An increase in student mental health needs, combined with staffing shortages and widespread episodes of misbehavior and violence, has increased the burden on school counselors and psychologists. For one of these bullied kids to become a killer is too gruesome for Sells to contemplate. But she fears a lack of funding in schools and hospitals could increase the chances of a violent incident. Sells’ current position is funded by COVID relief dollars that will run out in two years.
“I can tell you that therapists are struggling,” Erich Merkle, a school psychologist in Akron, Ohio, told Education Week recently.
“The slogan I would go with is that the kids are not well,” Merkle said.
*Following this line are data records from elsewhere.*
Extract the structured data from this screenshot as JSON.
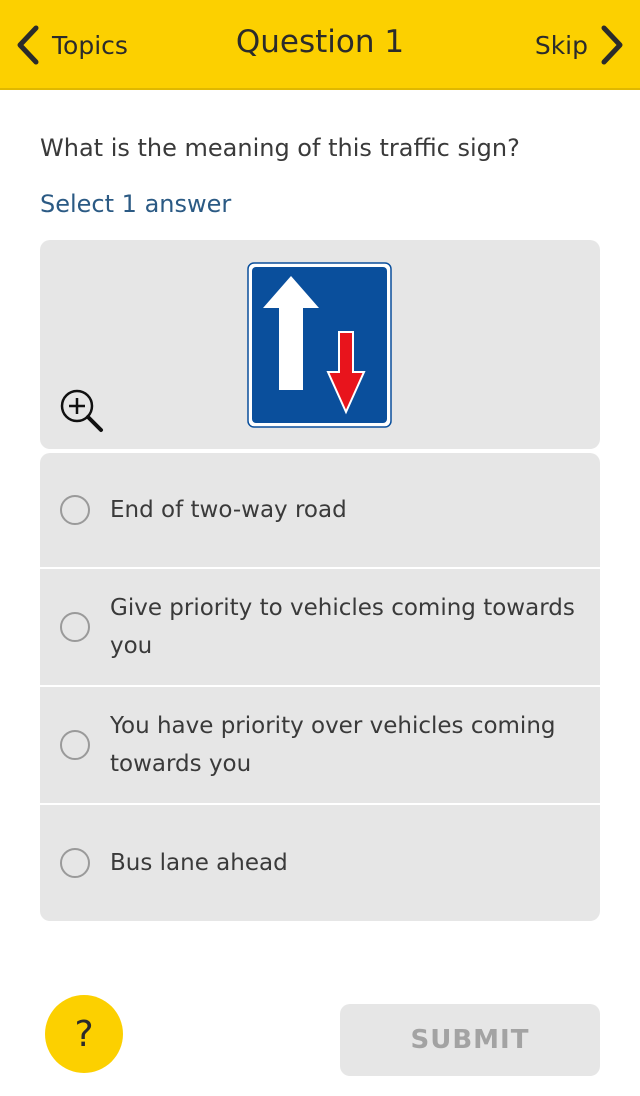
{
  "header": {
    "back_label": "Topics",
    "title": "Question 1",
    "skip_label": "Skip",
    "background_color": "#fcd000"
  },
  "question": {
    "text": "What is the meaning of this traffic sign?",
    "instruction": "Select 1 answer",
    "instruction_color": "#2b5a84"
  },
  "image": {
    "sign_icon": "priority-over-oncoming-traffic-sign",
    "sign_colors": {
      "background": "#0a4f9c",
      "major_arrow": "#ffffff",
      "minor_arrow": "#e8141c"
    },
    "zoom_icon": "zoom-in-icon"
  },
  "answers": [
    {
      "label": "End of two-way road",
      "selected": false
    },
    {
      "label": "Give priority to vehicles coming towards you",
      "selected": false
    },
    {
      "label": "You have priority over vehicles coming towards you",
      "selected": false
    },
    {
      "label": "Bus lane ahead",
      "selected": false
    }
  ],
  "footer": {
    "help_label": "?",
    "submit_label": "SUBMIT",
    "submit_enabled": false
  }
}
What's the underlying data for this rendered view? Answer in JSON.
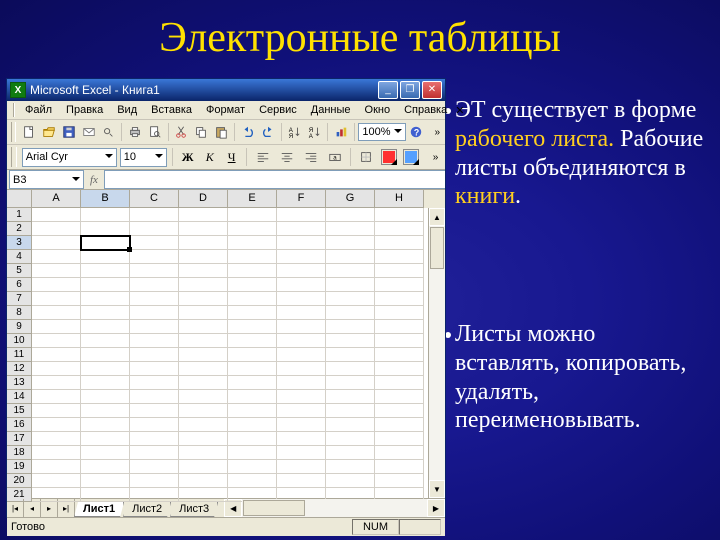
{
  "title": "Электронные таблицы",
  "bullets": {
    "p1_a": "ЭТ существует в форме ",
    "p1_h1": "рабочего листа.",
    "p1_b": " Рабочие листы объединяются в ",
    "p1_h2": "книги",
    "p1_c": ".",
    "p2": "Листы можно вставлять, копировать, удалять, переименовывать."
  },
  "excel": {
    "icon": "X",
    "title": "Microsoft Excel - Книга1",
    "menu": [
      "Файл",
      "Правка",
      "Вид",
      "Вставка",
      "Формат",
      "Сервис",
      "Данные",
      "Окно",
      "Справка"
    ],
    "zoom": "100%",
    "font": "Arial Cyr",
    "fontsize": "10",
    "bold": "Ж",
    "italic": "К",
    "underline": "Ч",
    "namebox": "B3",
    "fx": "fx",
    "cols": [
      "A",
      "B",
      "C",
      "D",
      "E",
      "F",
      "G",
      "H"
    ],
    "rows": [
      "1",
      "2",
      "3",
      "4",
      "5",
      "6",
      "7",
      "8",
      "9",
      "10",
      "11",
      "12",
      "13",
      "14",
      "15",
      "16",
      "17",
      "18",
      "19",
      "20",
      "21"
    ],
    "activeCol": 1,
    "activeRow": 2,
    "tabs": [
      "Лист1",
      "Лист2",
      "Лист3"
    ],
    "activeTab": 0,
    "status_ready": "Готово",
    "status_num": "NUM"
  }
}
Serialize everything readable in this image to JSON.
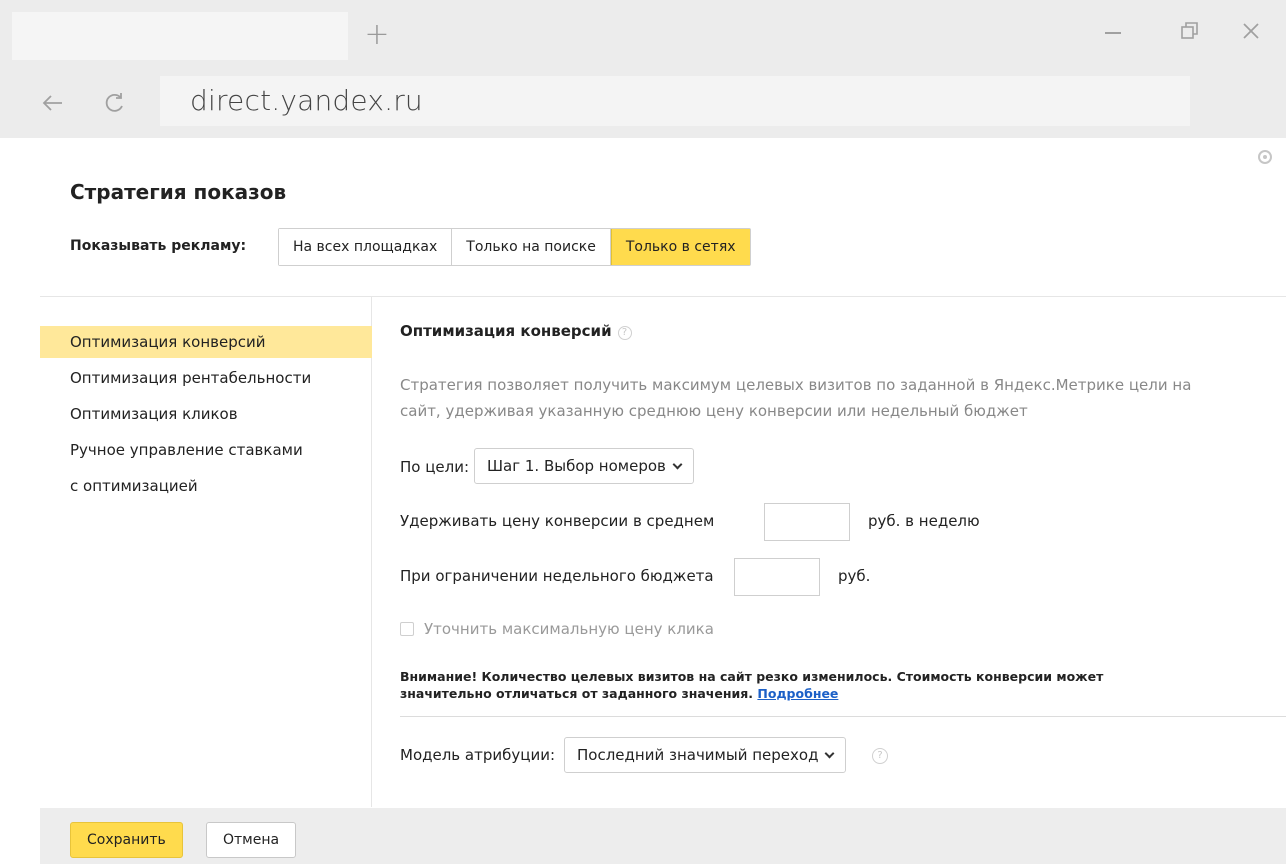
{
  "browser": {
    "new_tab_glyph": "+",
    "url": "direct.yandex.ru",
    "icons": {
      "new_tab": "plus-icon",
      "minimize": "minimize-icon",
      "restore": "restore-icon",
      "close": "close-icon",
      "back": "arrow-left-icon",
      "reload": "reload-icon"
    }
  },
  "dialog": {
    "title": "Стратегия показов",
    "show_ads_label": "Показывать рекламу:",
    "placement_tabs": [
      {
        "label": "На всех площадках",
        "active": false
      },
      {
        "label": "Только на поиске",
        "active": false
      },
      {
        "label": "Только в сетях",
        "active": true
      }
    ]
  },
  "sidebar": {
    "items": [
      {
        "label": "Оптимизация конверсий",
        "active": true
      },
      {
        "label": "Оптимизация рентабельности",
        "active": false
      },
      {
        "label": "Оптимизация кликов",
        "active": false
      },
      {
        "label": "Ручное управление ставками",
        "active": false
      },
      {
        "label": "с оптимизацией",
        "active": false
      }
    ]
  },
  "main": {
    "section_title": "Оптимизация конверсий",
    "help_glyph": "?",
    "description": "Стратегия позволяет получить максимум целевых визитов по заданной в Яндекс.Метрике цели на сайт, удерживая указанную среднюю цену конверсии или недельный бюджет",
    "goal_label": "По цели:",
    "goal_value": "Шаг 1. Выбор номеров",
    "avg_cpa_label": "Удерживать цену конверсии в среднем",
    "avg_cpa_value": "",
    "avg_cpa_unit": "руб. в неделю",
    "weekly_budget_label": "При ограничении недельного бюджета",
    "weekly_budget_value": "",
    "weekly_budget_unit": "руб.",
    "max_click_price_label": "Уточнить максимальную цену клика",
    "max_click_price_checked": false,
    "warning_text": "Внимание! Количество целевых визитов на сайт резко изменилось. Стоимость конверсии может значительно отличаться от заданного значения.",
    "warning_link": "Подробнее",
    "attribution_label": "Модель атрибуции:",
    "attribution_value": "Последний значимый переход"
  },
  "footer": {
    "save_label": "Сохранить",
    "cancel_label": "Отмена"
  },
  "colors": {
    "accent_yellow": "#ffdb4d",
    "sidebar_active": "#ffe89a",
    "link_blue": "#1c60c7"
  }
}
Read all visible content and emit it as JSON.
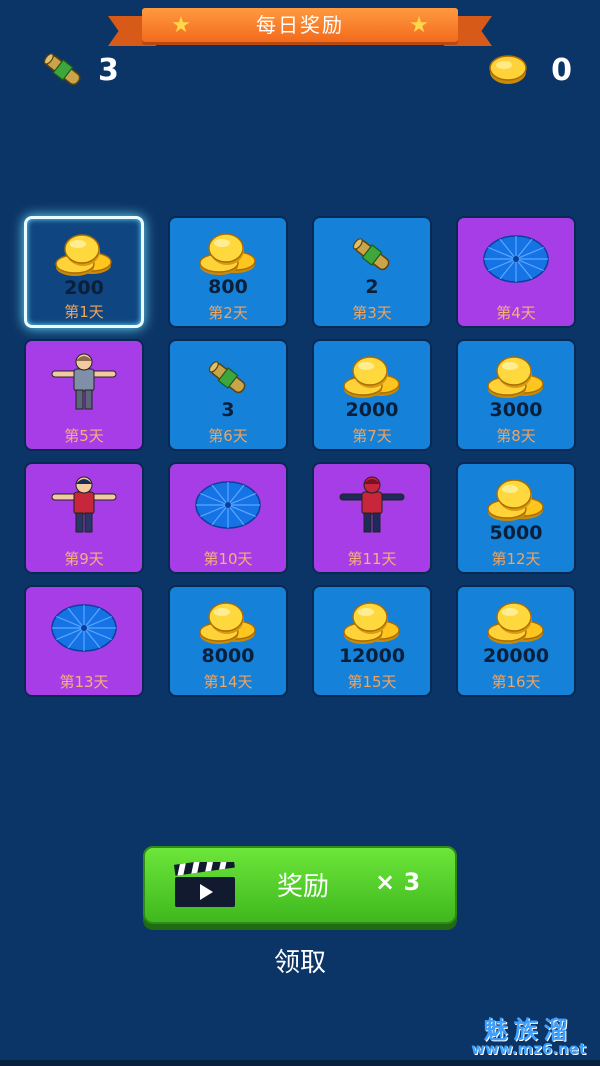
{
  "header": {
    "title": "每日奖励"
  },
  "counters": {
    "scrolls": "3",
    "coins": "0"
  },
  "days": [
    {
      "type": "coin",
      "amount": "200",
      "label": "第1天",
      "current": true
    },
    {
      "type": "coin",
      "amount": "800",
      "label": "第2天"
    },
    {
      "type": "scroll",
      "amount": "2",
      "label": "第3天"
    },
    {
      "type": "wheel",
      "amount": "",
      "label": "第4天"
    },
    {
      "type": "skin",
      "amount": "",
      "label": "第5天",
      "skin": "grey"
    },
    {
      "type": "scroll",
      "amount": "3",
      "label": "第6天"
    },
    {
      "type": "coin",
      "amount": "2000",
      "label": "第7天"
    },
    {
      "type": "coin",
      "amount": "3000",
      "label": "第8天"
    },
    {
      "type": "skin",
      "amount": "",
      "label": "第9天",
      "skin": "hero"
    },
    {
      "type": "wheel",
      "amount": "",
      "label": "第10天"
    },
    {
      "type": "skin",
      "amount": "",
      "label": "第11天",
      "skin": "red"
    },
    {
      "type": "coin",
      "amount": "5000",
      "label": "第12天"
    },
    {
      "type": "wheel",
      "amount": "",
      "label": "第13天"
    },
    {
      "type": "coin",
      "amount": "8000",
      "label": "第14天"
    },
    {
      "type": "coin",
      "amount": "12000",
      "label": "第15天"
    },
    {
      "type": "coin",
      "amount": "20000",
      "label": "第16天"
    }
  ],
  "claim": {
    "label": "奖励",
    "multiplier": "× 3",
    "link": "领取"
  },
  "watermark": {
    "text": "魅族溜",
    "url": "www.mz6.net"
  },
  "colors": {
    "background": "#0c3567",
    "tile_blue": "#1581d8",
    "tile_purple": "#a63de6",
    "button_green": "#4fcb28",
    "ribbon_orange": "#f47a24"
  }
}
The problem has worsened during the COVID-19 pandemic, which has forced children to learn remotely and “return to trauma,” Sells said.
Gone are the friendly faces of teachers, counselors and friends, while online bullying has followed some home. For some, the anxiety was so great that they continued to wear face coverings long after the mask mandate was canceled.
“They spent so much time away from their peers that they were afraid others would see their faces,” said Sells, who currently works at several North Side schools and will move into the new Denny Yasuhara Middle School this fall.
But childhood depression and anxiety were on the rise nationwide for years before the pandemic, experts say.
The return to in-person classes has been accompanied by a growing number of school shootings, experts say, who say clashes are ending in gunfire as more students bring guns to school. ‘school. Teachers say disrespect and defiance have increased, and tempers are shorter and flare up faster.
Sells once dealt with a college student who had murderous thoughts — “she wanted to kill her brother,” Sells said.
Police were called to the school, but the youngsters said they no longer felt that way and there was no more room at a local establishment.
The shooting that occurred earlier this month in Buffalo highlighted the failure of some schools and agencies to adequately screen those with the potential for violence.
When accused Buffalo shooter Payton Gendron was asked in the spring of 2021 by a teacher at his high school in Binghamton, New York, about his plans after graduation, he replied that he wanted to commit murder- suicide, according to law enforcement.
The comment prompted a state police call and a mental health evaluation at a hospital, where he claimed he was joking and was allowed to attend his graduation.
Spokane County is no stranger to mass gun violence.
Sells was one of the first responders at Freeman High School in 2017, when Caleb Sharpe, then 15, killed a student and injured three others.
The tragedy has colored the way Sells approaches his work. On a recent visit to Yasuhara Middle School, she noted the preponderance of glass – beautiful to behold, but a poor barrier against intruders or their bullets.
“That’s the first thing I noticed,” said Sells, who was relieved to learn that the building also had interior security doors in the hallways as well as individual classrooms.
With the threat of school violence ever-present, experts have tried to offer advice to students and families.
Debbie Wiechert, a social worker at Meadow Ridge Elementary in the Mead School District, says she often starts conversations by “letting the kids know they’re safe at school and we can talk about all the things that we can do to be safe in our schools.”
Parents should pay attention to little things like their children’s appetites, sleeping patterns and other behaviors – “tell-tale signs” that something is wrong.
And for students who are reluctant to report suspicious behavior or comments from another child, she reminds them that many schools have anonymous hotlines.
Wiechert urged children to “talk about it if you hear something that scares you or makes you nervous.”